St. Louis Rams
16. Cordarrelle Patterson, WR, Tennessee
22. Jarvis Jones, OLB, Georgia
46. Robert Woods, WR, Southern California
78. Baccari Rambo, S, Georgia
Explanation: Patterson obviously is a great choice and Jones was a solid value selection at 22. Doubling up on wide receivers was a little odd, only because the Rams did that last year. Woods, though, has great hands and runs clean routes. Rambo would be a serviceable safety in the deep middle.
San Francisco 49ers
31. Tyler Eifert, TE, Notre Dame
34. Eric Reid, S, LSU
61. David Amereson, CB, North Carolina State
74. Brandon Jenkins, OLB, Florida State
93. Maliciah Goodman, DE, Clemson
Explanation: Eifert and Vernon Davis would give the 49ers arguably the best tight end combo in the NFL, right up there with the Patriots. Reid and Amerson were good pieces for an average secondary. Jenkins is a talented player that could be stashed away for a year on IR. Goodman could be worked into an end role because of his length. Solid choices, though maybe not big impact players.
56. Sylvester Williams, DT, North Carolina
87. Alvin Bailey, G, Arkansas
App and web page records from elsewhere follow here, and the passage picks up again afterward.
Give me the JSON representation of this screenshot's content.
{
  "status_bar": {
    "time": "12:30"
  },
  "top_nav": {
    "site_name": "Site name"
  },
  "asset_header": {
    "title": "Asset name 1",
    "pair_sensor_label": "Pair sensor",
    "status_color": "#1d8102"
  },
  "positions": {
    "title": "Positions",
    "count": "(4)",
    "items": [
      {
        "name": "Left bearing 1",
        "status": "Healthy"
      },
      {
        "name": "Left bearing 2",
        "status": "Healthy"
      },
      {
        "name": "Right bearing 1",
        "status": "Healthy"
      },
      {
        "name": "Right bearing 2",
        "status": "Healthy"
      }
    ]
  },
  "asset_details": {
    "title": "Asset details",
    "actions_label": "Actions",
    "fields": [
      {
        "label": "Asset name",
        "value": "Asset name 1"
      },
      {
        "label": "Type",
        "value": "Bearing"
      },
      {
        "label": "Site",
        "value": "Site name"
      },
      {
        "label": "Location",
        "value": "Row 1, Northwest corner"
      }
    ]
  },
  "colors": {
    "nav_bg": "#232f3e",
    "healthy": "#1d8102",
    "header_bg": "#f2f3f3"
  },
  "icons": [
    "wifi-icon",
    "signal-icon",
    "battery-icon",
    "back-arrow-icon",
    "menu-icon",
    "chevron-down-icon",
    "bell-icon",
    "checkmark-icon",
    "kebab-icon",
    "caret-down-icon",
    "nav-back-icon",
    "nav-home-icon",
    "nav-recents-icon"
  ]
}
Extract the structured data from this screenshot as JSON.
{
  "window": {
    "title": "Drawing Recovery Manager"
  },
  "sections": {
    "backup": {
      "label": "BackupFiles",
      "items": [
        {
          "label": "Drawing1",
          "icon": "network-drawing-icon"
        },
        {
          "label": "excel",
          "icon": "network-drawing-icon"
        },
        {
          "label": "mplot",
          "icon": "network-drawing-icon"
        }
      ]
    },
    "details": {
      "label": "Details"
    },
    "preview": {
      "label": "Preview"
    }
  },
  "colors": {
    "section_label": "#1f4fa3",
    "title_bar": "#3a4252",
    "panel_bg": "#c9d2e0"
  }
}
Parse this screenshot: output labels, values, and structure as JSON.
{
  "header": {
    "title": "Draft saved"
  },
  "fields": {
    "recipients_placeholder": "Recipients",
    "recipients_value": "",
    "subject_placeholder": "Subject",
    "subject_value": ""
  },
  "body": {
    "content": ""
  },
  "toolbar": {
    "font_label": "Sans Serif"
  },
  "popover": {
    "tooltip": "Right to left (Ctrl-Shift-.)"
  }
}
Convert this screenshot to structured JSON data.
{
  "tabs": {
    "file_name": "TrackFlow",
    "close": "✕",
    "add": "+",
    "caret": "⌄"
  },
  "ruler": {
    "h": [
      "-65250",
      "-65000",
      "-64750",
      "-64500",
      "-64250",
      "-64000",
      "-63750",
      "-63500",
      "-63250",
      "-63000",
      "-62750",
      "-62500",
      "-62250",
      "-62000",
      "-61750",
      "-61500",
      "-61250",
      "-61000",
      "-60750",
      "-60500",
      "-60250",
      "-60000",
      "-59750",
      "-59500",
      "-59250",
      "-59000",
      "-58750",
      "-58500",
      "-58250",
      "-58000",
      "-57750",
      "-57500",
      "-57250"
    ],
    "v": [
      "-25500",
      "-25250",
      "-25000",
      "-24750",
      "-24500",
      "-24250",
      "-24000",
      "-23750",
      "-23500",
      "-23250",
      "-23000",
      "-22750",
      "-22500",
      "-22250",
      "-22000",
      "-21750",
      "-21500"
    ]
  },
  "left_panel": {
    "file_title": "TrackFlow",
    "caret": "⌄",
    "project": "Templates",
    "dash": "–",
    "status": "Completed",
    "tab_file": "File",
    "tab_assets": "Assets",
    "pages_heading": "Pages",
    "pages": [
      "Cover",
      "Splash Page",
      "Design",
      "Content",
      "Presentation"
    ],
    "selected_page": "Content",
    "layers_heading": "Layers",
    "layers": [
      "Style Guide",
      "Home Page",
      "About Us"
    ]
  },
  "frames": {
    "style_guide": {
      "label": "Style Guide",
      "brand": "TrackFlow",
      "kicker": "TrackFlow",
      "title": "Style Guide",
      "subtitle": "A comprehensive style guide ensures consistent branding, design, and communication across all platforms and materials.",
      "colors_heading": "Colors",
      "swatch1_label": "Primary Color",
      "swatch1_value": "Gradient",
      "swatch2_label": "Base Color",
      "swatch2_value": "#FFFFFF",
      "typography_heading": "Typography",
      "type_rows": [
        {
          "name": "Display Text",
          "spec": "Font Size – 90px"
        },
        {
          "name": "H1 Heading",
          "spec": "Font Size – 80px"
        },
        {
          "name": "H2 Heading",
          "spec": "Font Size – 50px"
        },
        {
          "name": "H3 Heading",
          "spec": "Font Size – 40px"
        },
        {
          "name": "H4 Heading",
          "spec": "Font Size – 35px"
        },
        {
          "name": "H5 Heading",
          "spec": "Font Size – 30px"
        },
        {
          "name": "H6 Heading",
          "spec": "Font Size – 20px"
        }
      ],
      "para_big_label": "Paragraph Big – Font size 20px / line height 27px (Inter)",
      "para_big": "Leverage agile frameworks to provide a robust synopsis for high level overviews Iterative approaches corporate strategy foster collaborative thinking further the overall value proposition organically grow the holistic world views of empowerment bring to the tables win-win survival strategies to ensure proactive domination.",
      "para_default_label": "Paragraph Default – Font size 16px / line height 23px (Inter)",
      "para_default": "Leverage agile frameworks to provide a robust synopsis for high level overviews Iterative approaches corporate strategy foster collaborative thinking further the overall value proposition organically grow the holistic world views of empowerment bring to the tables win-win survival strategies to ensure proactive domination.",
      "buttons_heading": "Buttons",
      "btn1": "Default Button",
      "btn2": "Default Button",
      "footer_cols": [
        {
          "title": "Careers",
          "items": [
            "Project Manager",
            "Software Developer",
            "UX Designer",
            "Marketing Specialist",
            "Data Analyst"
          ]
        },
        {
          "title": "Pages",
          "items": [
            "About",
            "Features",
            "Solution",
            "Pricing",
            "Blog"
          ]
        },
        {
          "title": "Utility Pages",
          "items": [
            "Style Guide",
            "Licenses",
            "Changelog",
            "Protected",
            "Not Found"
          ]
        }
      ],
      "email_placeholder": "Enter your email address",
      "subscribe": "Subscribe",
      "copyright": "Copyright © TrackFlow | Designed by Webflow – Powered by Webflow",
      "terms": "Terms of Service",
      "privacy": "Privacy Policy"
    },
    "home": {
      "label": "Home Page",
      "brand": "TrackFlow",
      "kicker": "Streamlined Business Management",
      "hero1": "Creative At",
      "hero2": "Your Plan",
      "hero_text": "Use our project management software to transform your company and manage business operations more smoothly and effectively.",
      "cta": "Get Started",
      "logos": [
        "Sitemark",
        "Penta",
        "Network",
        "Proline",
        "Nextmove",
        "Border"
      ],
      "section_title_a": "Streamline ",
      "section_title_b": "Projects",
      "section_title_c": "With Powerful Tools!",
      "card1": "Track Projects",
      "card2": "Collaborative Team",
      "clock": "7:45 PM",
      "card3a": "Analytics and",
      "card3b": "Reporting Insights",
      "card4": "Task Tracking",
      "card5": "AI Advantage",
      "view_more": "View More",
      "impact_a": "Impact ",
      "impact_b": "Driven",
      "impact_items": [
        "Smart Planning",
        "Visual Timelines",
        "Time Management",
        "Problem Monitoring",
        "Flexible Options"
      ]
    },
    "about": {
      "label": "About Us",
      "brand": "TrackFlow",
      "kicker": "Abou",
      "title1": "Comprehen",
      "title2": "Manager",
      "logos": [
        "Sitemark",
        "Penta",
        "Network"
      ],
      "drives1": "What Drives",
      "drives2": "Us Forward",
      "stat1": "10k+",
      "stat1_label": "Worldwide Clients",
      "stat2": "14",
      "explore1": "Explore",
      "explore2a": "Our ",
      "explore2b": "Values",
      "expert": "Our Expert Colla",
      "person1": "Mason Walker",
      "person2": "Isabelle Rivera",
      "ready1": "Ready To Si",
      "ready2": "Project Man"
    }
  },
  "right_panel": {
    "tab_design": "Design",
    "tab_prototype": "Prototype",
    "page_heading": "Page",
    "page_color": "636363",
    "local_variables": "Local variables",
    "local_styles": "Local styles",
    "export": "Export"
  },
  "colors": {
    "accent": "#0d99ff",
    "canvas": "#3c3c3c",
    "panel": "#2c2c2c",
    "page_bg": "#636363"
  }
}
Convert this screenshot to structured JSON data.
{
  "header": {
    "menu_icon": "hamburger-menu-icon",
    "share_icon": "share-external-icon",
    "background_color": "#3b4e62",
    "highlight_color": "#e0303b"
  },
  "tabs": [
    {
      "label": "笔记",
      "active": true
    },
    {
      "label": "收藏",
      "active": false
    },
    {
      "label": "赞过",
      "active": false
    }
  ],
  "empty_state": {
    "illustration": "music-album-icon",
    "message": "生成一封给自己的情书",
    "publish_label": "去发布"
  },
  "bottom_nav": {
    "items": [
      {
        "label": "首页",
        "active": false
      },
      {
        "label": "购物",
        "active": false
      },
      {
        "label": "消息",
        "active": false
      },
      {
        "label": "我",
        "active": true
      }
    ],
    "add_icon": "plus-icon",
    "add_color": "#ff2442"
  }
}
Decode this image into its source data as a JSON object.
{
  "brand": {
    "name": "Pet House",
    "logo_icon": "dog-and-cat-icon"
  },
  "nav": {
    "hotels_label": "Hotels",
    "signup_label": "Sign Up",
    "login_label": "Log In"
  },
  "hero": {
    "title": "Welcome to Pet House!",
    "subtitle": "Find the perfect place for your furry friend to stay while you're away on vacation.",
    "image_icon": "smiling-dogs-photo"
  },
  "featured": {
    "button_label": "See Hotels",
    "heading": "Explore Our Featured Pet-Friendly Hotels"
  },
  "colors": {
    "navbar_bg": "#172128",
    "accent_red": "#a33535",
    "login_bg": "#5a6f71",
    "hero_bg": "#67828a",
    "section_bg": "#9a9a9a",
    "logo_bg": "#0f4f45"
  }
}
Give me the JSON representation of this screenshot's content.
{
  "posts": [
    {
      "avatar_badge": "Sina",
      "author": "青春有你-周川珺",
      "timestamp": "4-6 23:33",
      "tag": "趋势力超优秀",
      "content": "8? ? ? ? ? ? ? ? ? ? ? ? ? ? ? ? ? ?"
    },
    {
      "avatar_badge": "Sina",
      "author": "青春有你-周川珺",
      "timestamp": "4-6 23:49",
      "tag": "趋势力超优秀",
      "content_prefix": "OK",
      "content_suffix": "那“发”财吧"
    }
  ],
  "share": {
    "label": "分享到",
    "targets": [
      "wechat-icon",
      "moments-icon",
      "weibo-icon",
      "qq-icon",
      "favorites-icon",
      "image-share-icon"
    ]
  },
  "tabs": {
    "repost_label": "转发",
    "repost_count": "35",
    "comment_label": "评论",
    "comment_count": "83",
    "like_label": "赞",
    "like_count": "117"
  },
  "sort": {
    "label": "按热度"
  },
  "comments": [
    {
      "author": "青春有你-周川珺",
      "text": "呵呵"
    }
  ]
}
Explanation: Just how many defensive linemen does one team need? That's good value for Williams, but I doubt he'd get a lot of playing time. Bailey is a decent player, but nothing great.